My mother always said that there is a lot we can learn from our elders, and an evening spent with “the Delany Sisters,” a pair of centenarians whose life story is the subject of Having Our Say: The Delany Sisters’ First 100 Years, now at the Goodman Theatre, certainly illustrates the point. Ella Joyce and Marie Thomas play Bessie and Sadie Delany, respectively, two sisters with extended family memories all the way back to 1812 who told of their century as black women in America in interviews with Amy Hill Hearth in the early 90s for a book that was transformed into a play by Emily Mann shortly thereafter.

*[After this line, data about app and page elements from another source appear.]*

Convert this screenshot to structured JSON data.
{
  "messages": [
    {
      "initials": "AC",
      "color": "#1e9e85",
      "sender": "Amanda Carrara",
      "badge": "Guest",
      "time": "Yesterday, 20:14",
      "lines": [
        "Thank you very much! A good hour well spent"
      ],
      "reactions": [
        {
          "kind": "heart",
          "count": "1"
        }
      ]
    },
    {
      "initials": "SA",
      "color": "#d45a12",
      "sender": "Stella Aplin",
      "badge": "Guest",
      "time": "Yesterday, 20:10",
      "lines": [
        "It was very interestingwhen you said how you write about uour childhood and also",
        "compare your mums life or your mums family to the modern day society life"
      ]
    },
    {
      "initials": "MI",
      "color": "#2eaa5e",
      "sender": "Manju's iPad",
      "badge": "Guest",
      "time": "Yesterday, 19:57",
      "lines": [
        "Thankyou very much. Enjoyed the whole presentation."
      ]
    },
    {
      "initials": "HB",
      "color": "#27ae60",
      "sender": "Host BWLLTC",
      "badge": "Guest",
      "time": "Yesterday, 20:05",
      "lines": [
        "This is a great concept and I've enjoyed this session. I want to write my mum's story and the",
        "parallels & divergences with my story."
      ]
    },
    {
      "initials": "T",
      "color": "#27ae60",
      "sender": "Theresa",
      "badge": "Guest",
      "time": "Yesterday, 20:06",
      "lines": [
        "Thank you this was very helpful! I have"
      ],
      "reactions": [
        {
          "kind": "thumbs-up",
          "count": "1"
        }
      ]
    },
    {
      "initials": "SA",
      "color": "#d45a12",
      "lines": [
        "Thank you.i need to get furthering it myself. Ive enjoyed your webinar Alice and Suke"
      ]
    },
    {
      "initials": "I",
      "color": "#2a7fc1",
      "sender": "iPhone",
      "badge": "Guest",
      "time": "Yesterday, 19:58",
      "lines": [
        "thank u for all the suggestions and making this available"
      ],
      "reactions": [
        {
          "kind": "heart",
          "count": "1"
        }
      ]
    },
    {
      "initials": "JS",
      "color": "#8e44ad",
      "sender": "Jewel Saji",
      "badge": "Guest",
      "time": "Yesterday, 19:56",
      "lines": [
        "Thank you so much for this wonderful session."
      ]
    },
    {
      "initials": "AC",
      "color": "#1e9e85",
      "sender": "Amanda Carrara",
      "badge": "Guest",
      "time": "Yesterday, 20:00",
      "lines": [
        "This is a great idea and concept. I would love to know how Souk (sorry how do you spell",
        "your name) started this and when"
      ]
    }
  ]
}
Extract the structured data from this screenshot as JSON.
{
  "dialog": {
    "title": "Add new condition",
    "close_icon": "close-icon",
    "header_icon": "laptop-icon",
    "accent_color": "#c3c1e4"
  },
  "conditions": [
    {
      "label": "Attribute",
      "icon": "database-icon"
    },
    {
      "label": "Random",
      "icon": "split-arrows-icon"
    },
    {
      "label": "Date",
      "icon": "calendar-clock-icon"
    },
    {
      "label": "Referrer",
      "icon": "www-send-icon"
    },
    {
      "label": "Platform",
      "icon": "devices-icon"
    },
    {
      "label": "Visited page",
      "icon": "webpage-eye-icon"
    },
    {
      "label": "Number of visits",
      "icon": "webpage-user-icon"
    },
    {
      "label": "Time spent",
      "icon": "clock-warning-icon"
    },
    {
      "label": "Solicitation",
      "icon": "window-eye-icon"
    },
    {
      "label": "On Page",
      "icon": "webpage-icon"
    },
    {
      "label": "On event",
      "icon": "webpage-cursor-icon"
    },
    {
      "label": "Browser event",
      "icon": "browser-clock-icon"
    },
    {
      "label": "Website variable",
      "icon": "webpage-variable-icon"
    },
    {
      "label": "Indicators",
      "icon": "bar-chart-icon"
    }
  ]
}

Framed as the gregarious sisters visiting with a new friend (Bessie speaks of how bored she gets talking to people she’s known forever, at least the ones who are still alive), the play spends time with them just chatting in their Mount Vernon living room as well as preparing a meal in their kitchen: normal activities that, we can easily imagine, fill their days. But it is the substance of the conversation that attracted director Chuck Smith to the project, the stories of life in the post-Civil War days and the memories of life in the Jazz Age and under Jim Crow. Though these women were, by their own admission, exceptionally lucky for African Americans (“We just call ourselves Americans,” Bessie says) in the 20th Century, spending a couple of hours with the Delanys is like getting a lesson on black history from the most personal teachers in the world. These were women who knew W.E.B DuBois, women who met Eleanor Roosevelt, women who have memories of the likes of Cab Calloway and other famous musicians. They are also women who lived through some of the ugliest scenes in American history, including the era in which “rebbies” (short for “rebels,” used as a pejorative term for white racists) would hang black people “just for fun.” Bessie even tells the story of coming very close to being lynched herself.

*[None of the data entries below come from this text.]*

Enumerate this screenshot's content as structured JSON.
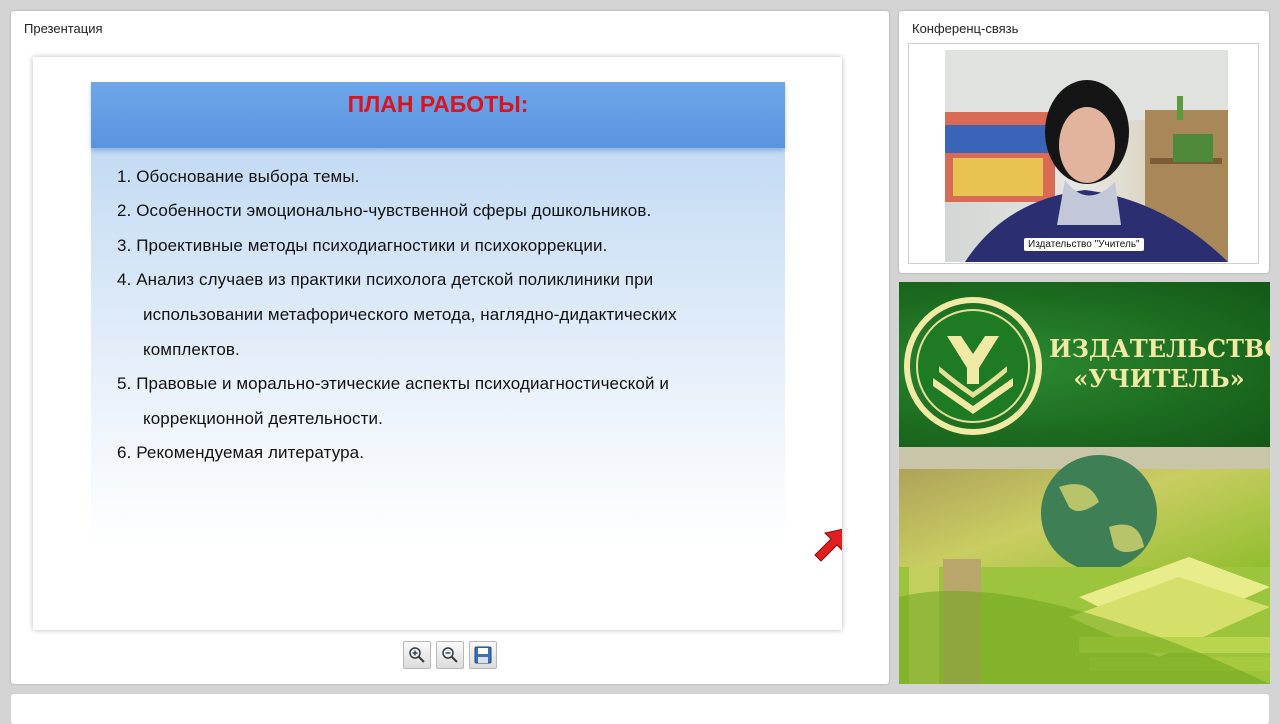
{
  "presentation": {
    "title": "Презентация",
    "slide": {
      "heading": "ПЛАН РАБОТЫ:",
      "lines": [
        "1.  Обоснование выбора темы.",
        "2.  Особенности эмоционально-чувственной сферы дошкольников.",
        "3.  Проективные методы психодиагностики и психокоррекции.",
        "4. Анализ случаев из практики психолога детской поликлиники при",
        "использовании  метафорического метода,  наглядно-дидактических",
        "комплектов.",
        "5. Правовые и морально-этические аспекты психодиагностической  и",
        "коррекционной деятельности.",
        "6. Рекомендуемая литература."
      ]
    },
    "toolbar": [
      {
        "name": "zoom-in",
        "icon": "zoom-in-icon"
      },
      {
        "name": "zoom-out",
        "icon": "zoom-out-icon"
      },
      {
        "name": "save",
        "icon": "floppy-disk-icon"
      }
    ]
  },
  "conference": {
    "title": "Конференц-связь",
    "participant_label": "Издательство \"Учитель\""
  },
  "ad": {
    "name_line1": "ИЗДАТЕЛЬСТВО",
    "name_line2": "«УЧИТЕЛЬ»"
  },
  "colors": {
    "slide_title": "#d9141e",
    "slide_header": "#5a94e0",
    "ad_green": "#1f6e20",
    "ad_text": "#f0eaa4"
  }
}
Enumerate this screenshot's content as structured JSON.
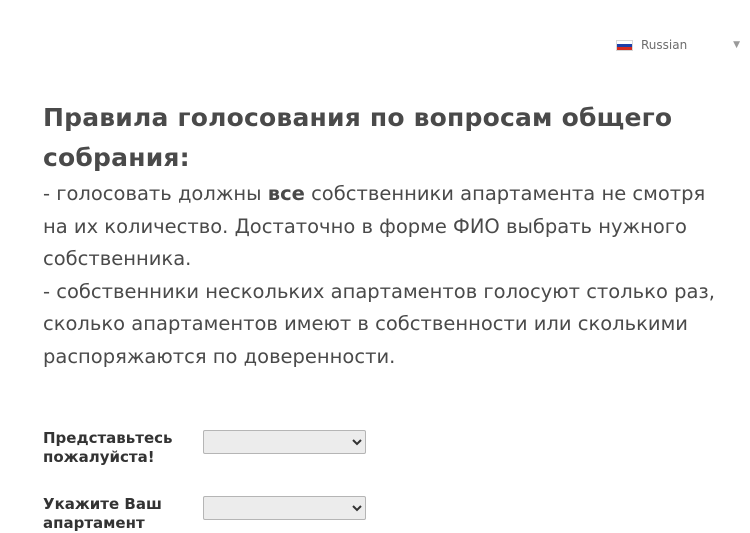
{
  "language": {
    "selected": "Russian",
    "flag_colors": [
      "#ffffff",
      "#1c3fa8",
      "#d52b1e"
    ]
  },
  "heading": "Правила голосования по вопросам общего собрания:",
  "rules": [
    {
      "prefix": "- голосовать должны ",
      "bold": "все",
      "suffix": " собственники апартамента не смотря на их количество. Достаточно в форме ФИО выбрать нужного собственника."
    },
    {
      "text": "- собственники нескольких апартаментов голосуют столько раз, сколько апартаментов имеют в собственности или сколькими распоряжаются по доверенности."
    }
  ],
  "form": {
    "name_label": "Представьтесь пожалуйста!",
    "name_value": "",
    "apartment_label": "Укажите Ваш апартамент",
    "apartment_value": ""
  }
}
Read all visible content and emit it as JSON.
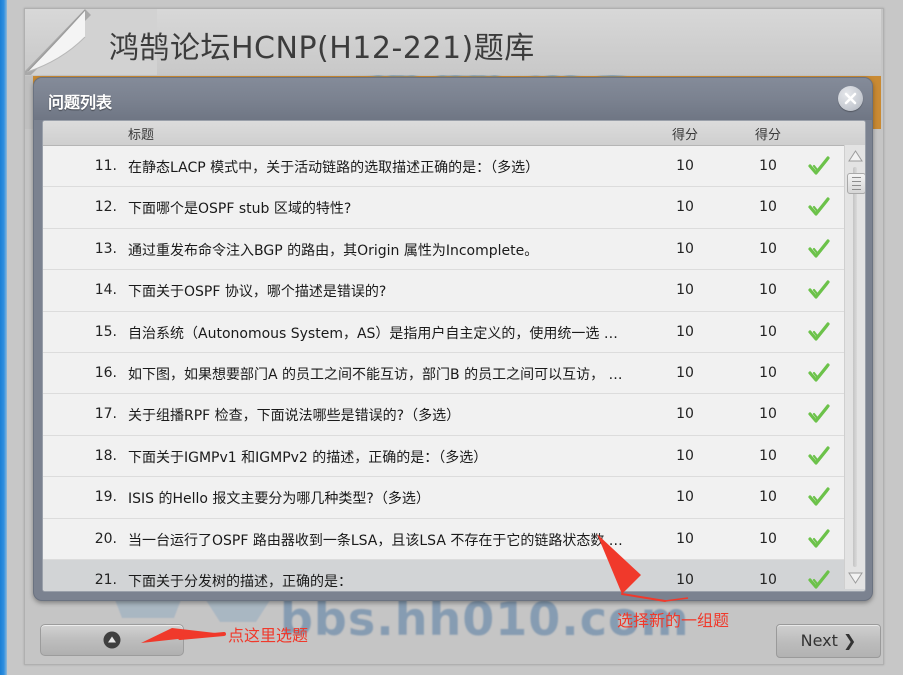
{
  "page": {
    "header_title": "鸿鹄论坛HCNP(H12-221)题库",
    "watermark_top": "鸿鹄论坛",
    "watermark_bottom": "bbs.hh010.com"
  },
  "dialog": {
    "title": "问题列表",
    "close_icon": "close-icon",
    "columns": {
      "number": "",
      "title": "标题",
      "score1": "得分",
      "score2": "得分",
      "status": ""
    },
    "rows": [
      {
        "num": "11.",
        "title": "在静态LACP 模式中，关于活动链路的选取描述正确的是：（多选）",
        "score1": "10",
        "score2": "10",
        "status": "check-icon",
        "selected": false
      },
      {
        "num": "12.",
        "title": "下面哪个是OSPF stub 区域的特性?",
        "score1": "10",
        "score2": "10",
        "status": "check-icon",
        "selected": false
      },
      {
        "num": "13.",
        "title": "通过重发布命令注入BGP 的路由，其Origin 属性为Incomplete。",
        "score1": "10",
        "score2": "10",
        "status": "check-icon",
        "selected": false
      },
      {
        "num": "14.",
        "title": "下面关于OSPF 协议，哪个描述是错误的?",
        "score1": "10",
        "score2": "10",
        "status": "check-icon",
        "selected": false
      },
      {
        "num": "15.",
        "title": "自治系统（Autonomous System，AS）是指用户自主定义的，使用统一选 …",
        "score1": "10",
        "score2": "10",
        "status": "check-icon",
        "selected": false
      },
      {
        "num": "16.",
        "title": "如下图，如果想要部门A 的员工之间不能互访，部门B 的员工之间可以互访， …",
        "score1": "10",
        "score2": "10",
        "status": "check-icon",
        "selected": false
      },
      {
        "num": "17.",
        "title": "关于组播RPF 检查，下面说法哪些是错误的?（多选）",
        "score1": "10",
        "score2": "10",
        "status": "check-icon",
        "selected": false
      },
      {
        "num": "18.",
        "title": "下面关于IGMPv1 和IGMPv2 的描述，正确的是：（多选）",
        "score1": "10",
        "score2": "10",
        "status": "check-icon",
        "selected": false
      },
      {
        "num": "19.",
        "title": "ISIS 的Hello 报文主要分为哪几种类型?（多选）",
        "score1": "10",
        "score2": "10",
        "status": "check-icon",
        "selected": false
      },
      {
        "num": "20.",
        "title": "当一台运行了OSPF 路由器收到一条LSA，且该LSA 不存在于它的链路状态数 …",
        "score1": "10",
        "score2": "10",
        "status": "check-icon",
        "selected": false
      },
      {
        "num": "21.",
        "title": "下面关于分发树的描述，正确的是：",
        "score1": "10",
        "score2": "10",
        "status": "check-icon",
        "selected": true
      }
    ],
    "scrollbar": {
      "up_icon": "triangle-up-icon",
      "down_icon": "triangle-down-icon",
      "thumb_icon": "scroll-thumb"
    }
  },
  "footer": {
    "select_button_icon": "triangle-up-circle-icon",
    "next_label": "Next ❯"
  },
  "annotations": [
    {
      "text": "点这里选题"
    },
    {
      "text": "选择新的一组题"
    }
  ],
  "colors": {
    "accent_orange": "#c98a33",
    "dialog_chrome": "#7b8290",
    "annotation_red": "#f0392b",
    "check_green": "#6cc24a",
    "browser_edge_blue": "#2f8fe0"
  }
}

It’s a remarkable play about remarkable people. Pushing the value of working hard and getting an education, the women recount their experiences as the only black woman at Columbia University dental school (Bessie) or the first black teacher in New York Public Schools (Sadie) and how they learned and used the lessons their father instilled within them. They also recount the darker side of living so long: they survived not only their parents but their ten brothers and sisters and pretty much all of their friends. But the memories they kept alive could bring it all back in a millisecond. At one point admitted “mother’s girl” Sadie is reduced to tears recounting her mother’s death despite the fact that it was over thirty years in the past. And Bessie, the quick-tempered and judgmental sister who has “learned to forgive but not to forget,” gets spurred to anger by some of the events she has witnessed in a hundred years of living.
Joyce and Thomas are perfect as the sisters. Their every interaction renders the idea that they have known each other for a century entirely believable. They finish each other’s sentences. They pass narratives off so easily that you know they have told these stories a billion times. They instinctively comfort each other as they need it. But these are not merely interchangeable parts. Joyce, as Bessie, is taller and built solidly. She moves and speaks deliberately and slowly, whereas the wiry Thomas throws her whole body into her movement and all of her energy into her narratives. Both women are also capable of great humor; there is a lot of laughter in this show, much of it at their own expense but some of it very topical. (It’s amazing how much response you can get out of a good Dan Quayle joke thirty years later.) Smith has helped these fine performers transform themselves into these siblings through nuance both subtle (each practically knows what the other needs before she needs it) and overt (their different approaches to such tasks as making dinner and their distinct physicalities). They are both remarkable performances.
Remarkable too is Linda Buchanan’s set, which takes full advantage of the Goodman’s turntable and features picture frames and projected images by Mike Tutaj of the sisters’ family photos and films and stills from the eras of which they speak. All aspects of this show shine, but that doesn’t go far enough. Smith has made the show into an entirely personal experience, far more like visiting with a couple of favorite aunts than watching a play at all. From the start, when the sisters invite us into their home and their lives, to the end, when they say good night to us as if we were good friends, Smith has crafted a remarkably intimate production on the Albert stage. The two women led fulfilling, impressive lives, and in Having Our Say we get to share their century of life, if only for two hours. My mother would say that it’s two hours very well spent, and I’d agree with her. If you’ve never had the pleasure of getting to know the Delanys, don’t miss this opportunity.
Having Our Say is now playing at Goodman Theatre, 170 N Dearborn, Chicago, until June 19. Performance times vary; check the website at Goodman Theatre. Find more information about current plays on our Current Shows page and at theatreinchicago.com.